Skip to main contentU.S. National Library of MedicineU.S. National Library of Medicine

Profiles in Science
Pinterest badge Follow Profiles in Science on Pinterest!

The Daniel Nathans Papers

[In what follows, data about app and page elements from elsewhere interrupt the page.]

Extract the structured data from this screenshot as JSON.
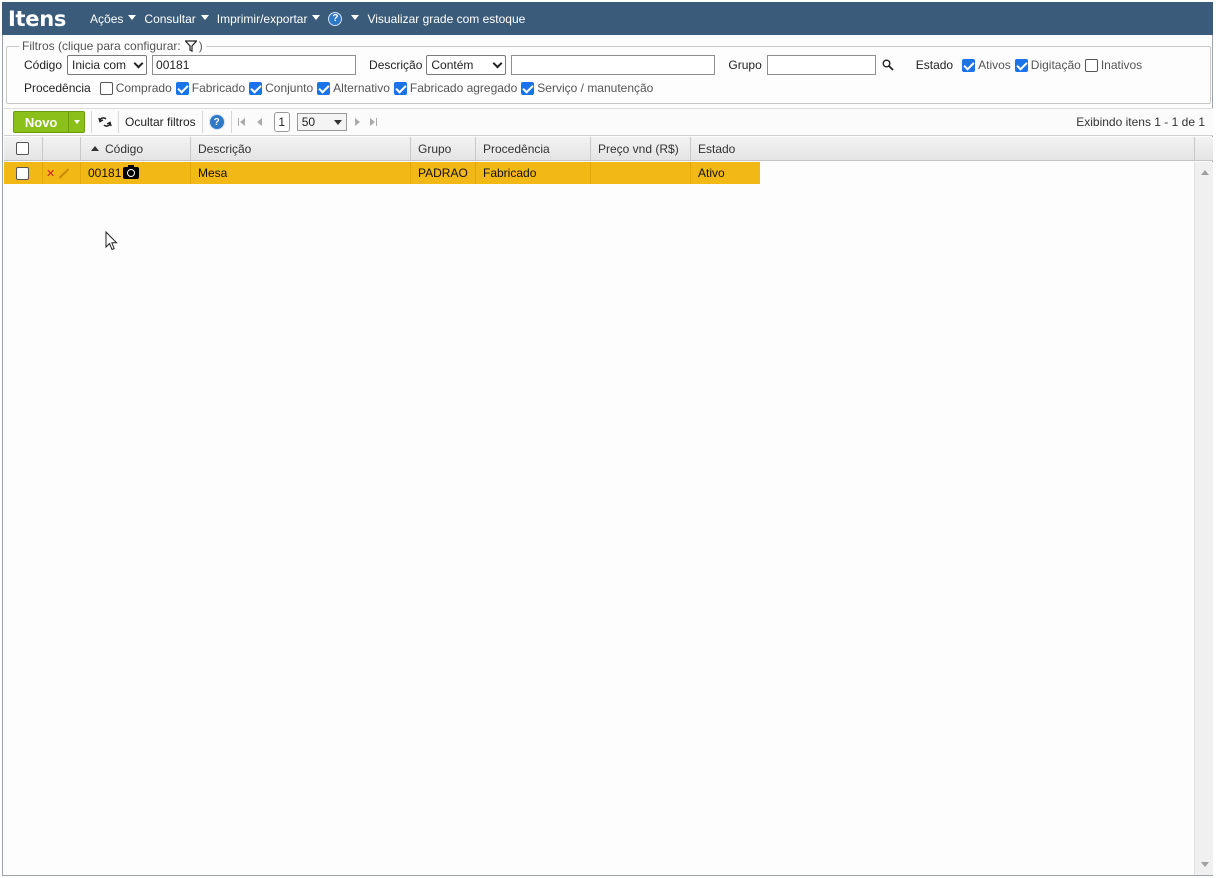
{
  "header": {
    "title": "Itens",
    "menus": [
      "Ações",
      "Consultar",
      "Imprimir/exportar"
    ],
    "help_glyph": "?",
    "view_grid_stock": "Visualizar grade com estoque"
  },
  "filters": {
    "legend": "Filtros (clique para configurar:",
    "legend_close": ")",
    "codigo_label": "Código",
    "codigo_mode": "Inicia com",
    "codigo_value": "00181",
    "descricao_label": "Descrição",
    "descricao_mode": "Contém",
    "descricao_value": "",
    "grupo_label": "Grupo",
    "grupo_value": "",
    "estado_label": "Estado",
    "estado_options": [
      {
        "label": "Ativos",
        "checked": true
      },
      {
        "label": "Digitação",
        "checked": true
      },
      {
        "label": "Inativos",
        "checked": false
      }
    ],
    "procedencia_label": "Procedência",
    "procedencia_options": [
      {
        "label": "Comprado",
        "checked": false
      },
      {
        "label": "Fabricado",
        "checked": true
      },
      {
        "label": "Conjunto",
        "checked": true
      },
      {
        "label": "Alternativo",
        "checked": true
      },
      {
        "label": "Fabricado agregado",
        "checked": true
      },
      {
        "label": "Serviço / manutenção",
        "checked": true
      }
    ]
  },
  "toolbar": {
    "novo_label": "Novo",
    "hide_filters_label": "Ocultar filtros",
    "current_page": "1",
    "page_size": "50",
    "showing_text": "Exibindo itens 1 - 1 de 1"
  },
  "grid": {
    "columns": [
      "Código",
      "Descrição",
      "Grupo",
      "Procedência",
      "Preço vnd (R$)",
      "Estado"
    ],
    "rows": [
      {
        "codigo": "00181",
        "descricao": "Mesa",
        "grupo": "PADRAO",
        "procedencia": "Fabricado",
        "preco": "",
        "estado": "Ativo"
      }
    ]
  },
  "colors": {
    "header_bg": "#3a5b79",
    "selected_row": "#f2b816",
    "novo_button": "#8bbf1a",
    "checkbox_checked": "#1a73e8"
  },
  "icons": {
    "filter": "funnel-icon",
    "search": "magnifier-icon",
    "refresh": "refresh-icon",
    "help": "help-icon",
    "delete": "x-icon",
    "edit": "pencil-icon",
    "photo": "camera-icon"
  }
}
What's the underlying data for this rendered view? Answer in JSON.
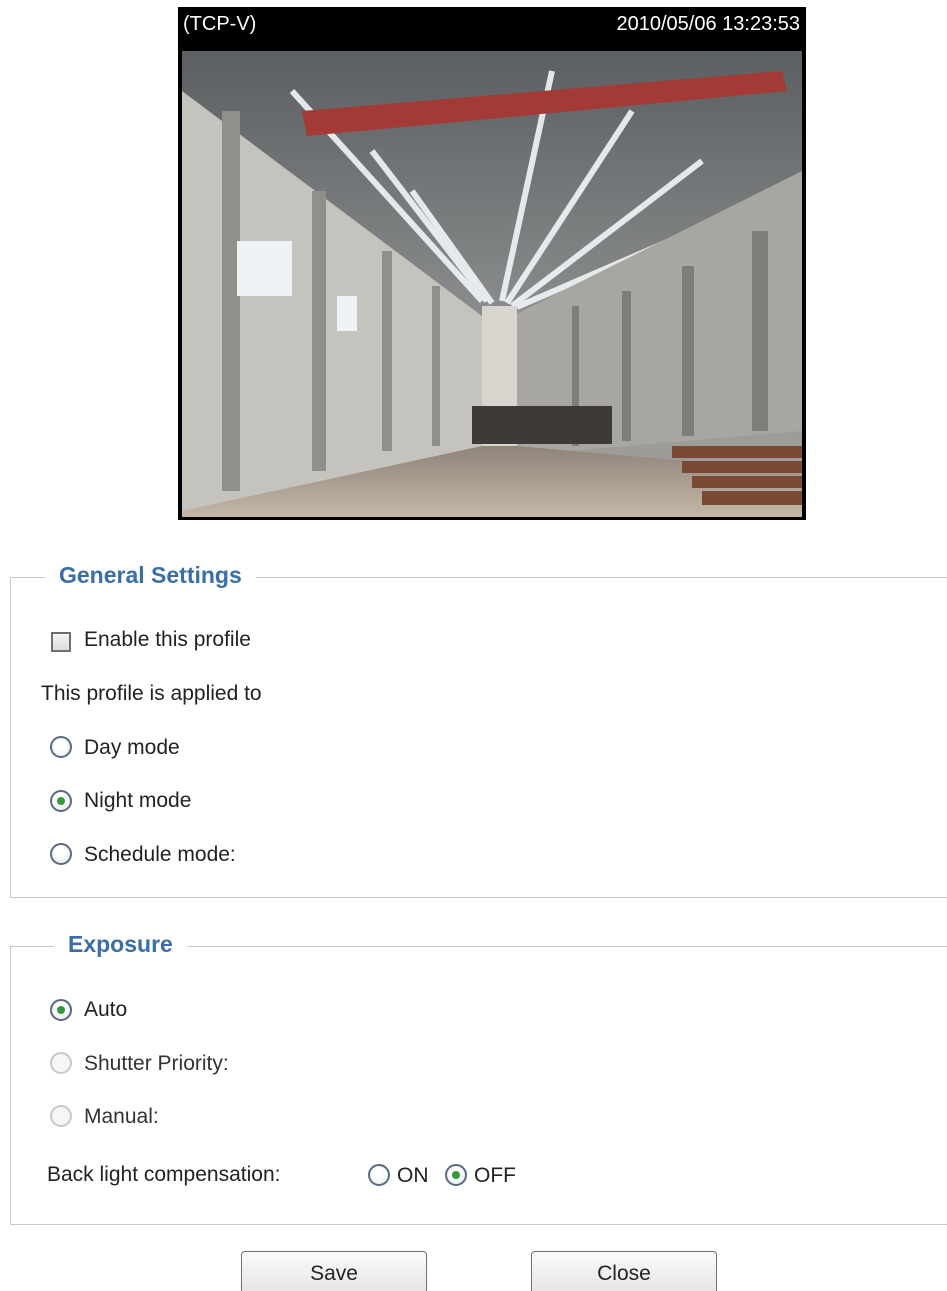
{
  "preview": {
    "overlay_left": "(TCP-V)",
    "overlay_right": "2010/05/06 13:23:53"
  },
  "general": {
    "title": "General Settings",
    "enable_label": "Enable this profile",
    "enable_checked": false,
    "applied_label": "This profile is applied to",
    "modes": [
      {
        "label": "Day mode",
        "checked": false
      },
      {
        "label": "Night mode",
        "checked": true
      },
      {
        "label": "Schedule mode:",
        "checked": false
      }
    ]
  },
  "exposure": {
    "title": "Exposure",
    "options": [
      {
        "label": "Auto",
        "checked": true,
        "enabled": true
      },
      {
        "label": "Shutter Priority:",
        "checked": false,
        "enabled": false
      },
      {
        "label": "Manual:",
        "checked": false,
        "enabled": false
      }
    ],
    "blc_label": "Back light compensation:",
    "blc_on_label": "ON",
    "blc_off_label": "OFF",
    "blc_selected": "OFF"
  },
  "buttons": {
    "save_label": "Save",
    "close_label": "Close"
  },
  "colors": {
    "group_title": "#3a6ea5",
    "radio_selected": "#2f9c3a"
  }
}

Letter from Ernest Winocour to Daniel Nathans pdf (195,680 Bytes) transcript of pdf
Letter from Ernest Winocour to Daniel Nathans
Number of Image Pages:
5 (195,680 Bytes)
1969-07-23 (July 23, 1969)
Winocour, Ernest
Weizmann Institute of Science
Nathans, Daniel
Original Repository: Alan Mason Chesney Medical Archives. Daniel Nathans Collection
Reproduced with permission of Ernest Winocour.
Medical Subject Headings (MeSH):
Simian virus 40
Nucleic Acid Hybridization
Exhibit Category:
From Phage MS2 to Tumor Virus SV40, 1962-1970
Metadata Record Letter from Daniel Nathans to Ernest Winocour (August 18, 1969) pdf (91,859 Bytes) transcript of pdf
Unique Identifier:
Document Type:
Letters (correspondence)
Physical Condition:
July 23, 1969
Dear Dan,
I hope you had a pleasant trip back to the U.S., and that the shock of re-entry was not too great.
Here are some interim results (see attached graphs, tables, etc.):--
(A) Size of the synthetic RNA. The gel electrophoresis patterns seem nice and clean. Most of the c-RNAs are fairly homogenous at 1S to 2S (100,000 to 200,000 M.W?). There is some big stuff (or double stranded RNA?) at the origin, in each case.
(B) Hybridization. Experiment 1. I first checked the hybridizing capacity of the "denatured" SV40 DNA II preps that you left me. From the data in experiment 1, it seems clear that they were incompletely denatured (both the unlabeled and 14C-labeled preps). It is interesting to note from reactions 7-12 that whilst the hybridizing capacity jumps 8-fold after the second denaturation, the amount of DNA absorbed to the filters (from the 14-C counts) is approximately the same in each case. It, therefore, seems likely that much of the SV40 DNA II without the second denaturation (though absorbed to the filters) was not available for hybridization. For the filters in the following experiments, I therefore combined your SV40 DNA II + 14C-SV40 DNA II (to make 100 cpm/[micro]grams) dialysed the mixture against SSC/100 and denatured by boiling for 15 mins.
Experiment 2. There was only 0.4 ml of the late SV40 RNA (from BSC1 cells) left and as you can see I never reached saturation. Nevertheless, with the remaining 0.3 ml of late SV40 RNA (!) I did experiment 3. It seems to suggest that the cold synthetic RNA completely competes with "late" SV40 -- cell RNA. Of course, this must be repeated with saturating amounts of the late RNA. I am preparing another batch and will be ready to do the repeat competition experiment next week.
We are all well. The Egyptians got a lovely bashing at the canal the other day. So we may expect some quiet and tranquility there until they recover. But the big news at the moment is your men on the moon and Israel is full of admiration.
With greetings to Jo-an and your boys from myself, Audrey and our boys.
Ernest Winocour.
[TABLE="Exp. 1. Capacity of SV40 DNA II (D.N. Preps), with and without Further Denaturation to Hybridize with 3H-SV40 c RNA"]
[TABLE="Exp. 2. Hybridization Between a Fixed Amount of 14C-SV40 DNA and Increasing Amounts of 3H-RNA (late) from SV40-infected BSC-1 cells"]
[TABLE="Exp. 3. 'Competition' Between Late 3H-SV40 RNA (from infected BSC1 cells) and Unlabelled Synthetic SV40 c-RNA"]
Metadata Last Modified Date:
Linked Data:
RDF/XML     JSON     JSON-LD     N3/Turtle     N-Triples